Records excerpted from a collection
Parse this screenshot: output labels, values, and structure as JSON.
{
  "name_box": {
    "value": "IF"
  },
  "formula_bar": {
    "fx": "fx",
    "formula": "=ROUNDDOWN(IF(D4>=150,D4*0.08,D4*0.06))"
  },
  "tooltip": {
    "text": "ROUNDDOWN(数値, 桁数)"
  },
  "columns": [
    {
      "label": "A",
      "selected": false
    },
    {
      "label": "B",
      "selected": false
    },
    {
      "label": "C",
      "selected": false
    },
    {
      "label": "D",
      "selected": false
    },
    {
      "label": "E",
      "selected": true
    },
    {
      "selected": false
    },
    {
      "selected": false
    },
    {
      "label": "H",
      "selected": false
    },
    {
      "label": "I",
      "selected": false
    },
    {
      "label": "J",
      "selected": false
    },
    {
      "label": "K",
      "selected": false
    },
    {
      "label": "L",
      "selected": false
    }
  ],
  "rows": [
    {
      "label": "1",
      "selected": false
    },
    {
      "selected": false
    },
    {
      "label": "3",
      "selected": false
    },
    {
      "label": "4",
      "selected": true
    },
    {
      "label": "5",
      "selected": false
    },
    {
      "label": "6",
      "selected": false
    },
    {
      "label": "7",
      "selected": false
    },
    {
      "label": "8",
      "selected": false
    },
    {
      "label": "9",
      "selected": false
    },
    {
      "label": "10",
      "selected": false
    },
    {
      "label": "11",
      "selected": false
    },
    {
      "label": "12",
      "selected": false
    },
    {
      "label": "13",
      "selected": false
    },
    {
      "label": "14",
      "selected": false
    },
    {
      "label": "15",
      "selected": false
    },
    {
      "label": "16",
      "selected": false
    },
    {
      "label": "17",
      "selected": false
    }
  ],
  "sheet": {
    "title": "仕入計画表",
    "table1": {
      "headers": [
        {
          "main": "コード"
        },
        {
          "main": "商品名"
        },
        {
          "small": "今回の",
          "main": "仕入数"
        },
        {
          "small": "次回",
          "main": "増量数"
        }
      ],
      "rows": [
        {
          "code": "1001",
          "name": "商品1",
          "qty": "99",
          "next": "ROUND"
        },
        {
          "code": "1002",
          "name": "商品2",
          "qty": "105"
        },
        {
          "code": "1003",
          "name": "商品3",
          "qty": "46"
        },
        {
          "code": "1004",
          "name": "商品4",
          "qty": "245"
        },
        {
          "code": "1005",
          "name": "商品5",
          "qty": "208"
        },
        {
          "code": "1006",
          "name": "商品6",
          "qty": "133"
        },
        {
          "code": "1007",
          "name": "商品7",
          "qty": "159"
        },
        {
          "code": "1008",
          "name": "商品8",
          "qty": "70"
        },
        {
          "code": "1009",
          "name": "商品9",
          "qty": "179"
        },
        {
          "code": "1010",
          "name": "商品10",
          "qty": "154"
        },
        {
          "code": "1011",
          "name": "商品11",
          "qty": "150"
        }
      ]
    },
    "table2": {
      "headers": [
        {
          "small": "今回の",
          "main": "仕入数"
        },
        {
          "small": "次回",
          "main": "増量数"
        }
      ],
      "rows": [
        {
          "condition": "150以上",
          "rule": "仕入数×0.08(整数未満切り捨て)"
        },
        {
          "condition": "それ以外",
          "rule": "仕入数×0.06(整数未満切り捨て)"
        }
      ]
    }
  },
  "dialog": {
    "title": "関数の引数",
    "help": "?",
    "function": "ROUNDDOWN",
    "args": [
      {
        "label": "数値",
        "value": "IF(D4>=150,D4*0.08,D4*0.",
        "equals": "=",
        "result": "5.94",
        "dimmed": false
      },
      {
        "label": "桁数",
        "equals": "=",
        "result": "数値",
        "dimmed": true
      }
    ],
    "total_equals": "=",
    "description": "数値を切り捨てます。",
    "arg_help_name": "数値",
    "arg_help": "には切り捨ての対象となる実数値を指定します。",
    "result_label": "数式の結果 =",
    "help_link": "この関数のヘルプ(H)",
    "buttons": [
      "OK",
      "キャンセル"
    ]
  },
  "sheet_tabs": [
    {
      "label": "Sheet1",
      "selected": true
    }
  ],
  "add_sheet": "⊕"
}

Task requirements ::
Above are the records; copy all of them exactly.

Completed exercise ::
Parse this screenshot: output labels, values, and structure as JSON.
{
  "name_box": {
    "value": "IF"
  },
  "formula_bar": {
    "fx": "fx",
    "formula": "=ROUNDDOWN(IF(D4>=150,D4*0.08,D4*0.06))"
  },
  "tooltip": {
    "text": "ROUNDDOWN(数値, 桁数)"
  },
  "columns": [
    {
      "label": "A",
      "selected": false
    },
    {
      "label": "B",
      "selected": false
    },
    {
      "label": "C",
      "selected": false
    },
    {
      "label": "D",
      "selected": false
    },
    {
      "label": "E",
      "selected": true
    },
    {
      "selected": false
    },
    {
      "selected": false
    },
    {
      "label": "H",
      "selected": false
    },
    {
      "label": "I",
      "selected": false
    },
    {
      "label": "J",
      "selected": false
    },
    {
      "label": "K",
      "selected": false
    },
    {
      "label": "L",
      "selected": false
    }
  ],
  "rows": [
    {
      "label": "1",
      "selected": false
    },
    {
      "selected": false
    },
    {
      "label": "3",
      "selected": false
    },
    {
      "label": "4",
      "selected": true
    },
    {
      "label": "5",
      "selected": false
    },
    {
      "label": "6",
      "selected": false
    },
    {
      "label": "7",
      "selected": false
    },
    {
      "label": "8",
      "selected": false
    },
    {
      "label": "9",
      "selected": false
    },
    {
      "label": "10",
      "selected": false
    },
    {
      "label": "11",
      "selected": false
    },
    {
      "label": "12",
      "selected": false
    },
    {
      "label": "13",
      "selected": false
    },
    {
      "label": "14",
      "selected": false
    },
    {
      "label": "15",
      "selected": false
    },
    {
      "label": "16",
      "selected": false
    },
    {
      "label": "17",
      "selected": false
    }
  ],
  "sheet": {
    "title": "仕入計画表",
    "table1": {
      "headers": [
        {
          "main": "コード"
        },
        {
          "main": "商品名"
        },
        {
          "small": "今回の",
          "main": "仕入数"
        },
        {
          "small": "次回",
          "main": "増量数"
        }
      ],
      "rows": [
        {
          "code": "1001",
          "name": "商品1",
          "qty": "99",
          "next": "ROUND"
        },
        {
          "code": "1002",
          "name": "商品2",
          "qty": "105"
        },
        {
          "code": "1003",
          "name": "商品3",
          "qty": "46"
        },
        {
          "code": "1004",
          "name": "商品4",
          "qty": "245"
        },
        {
          "code": "1005",
          "name": "商品5",
          "qty": "208"
        },
        {
          "code": "1006",
          "name": "商品6",
          "qty": "133"
        },
        {
          "code": "1007",
          "name": "商品7",
          "qty": "159"
        },
        {
          "code": "1008",
          "name": "商品8",
          "qty": "70"
        },
        {
          "code": "1009",
          "name": "商品9",
          "qty": "179"
        },
        {
          "code": "1010",
          "name": "商品10",
          "qty": "154"
        },
        {
          "code": "1011",
          "name": "商品11",
          "qty": "150"
        }
      ]
    },
    "table2": {
      "headers": [
        {
          "small": "今回の",
          "main": "仕入数"
        },
        {
          "small": "次回",
          "main": "増量数"
        }
      ],
      "rows": [
        {
          "condition": "150以上",
          "rule": "仕入数×0.08(整数未満切り捨て)"
        },
        {
          "condition": "それ以外",
          "rule": "仕入数×0.06(整数未満切り捨て)"
        }
      ]
    }
  },
  "dialog": {
    "title": "関数の引数",
    "help": "?",
    "function": "ROUNDDOWN",
    "args": [
      {
        "label": "数値",
        "value": "IF(D4>=150,D4*0.08,D4*0.",
        "equals": "=",
        "result": "5.94",
        "dimmed": false
      },
      {
        "label": "桁数",
        "equals": "=",
        "result": "数値",
        "dimmed": true
      }
    ],
    "total_equals": "=",
    "description": "数値を切り捨てます。",
    "arg_help_name": "数値",
    "arg_help": "には切り捨ての対象となる実数値を指定します。",
    "result_label": "数式の結果 =",
    "help_link": "この関数のヘルプ(H)",
    "buttons": [
      "OK",
      "キャンセル"
    ]
  },
  "sheet_tabs": [
    {
      "label": "Sheet1",
      "selected": true
    }
  ],
  "add_sheet": "⊕"
}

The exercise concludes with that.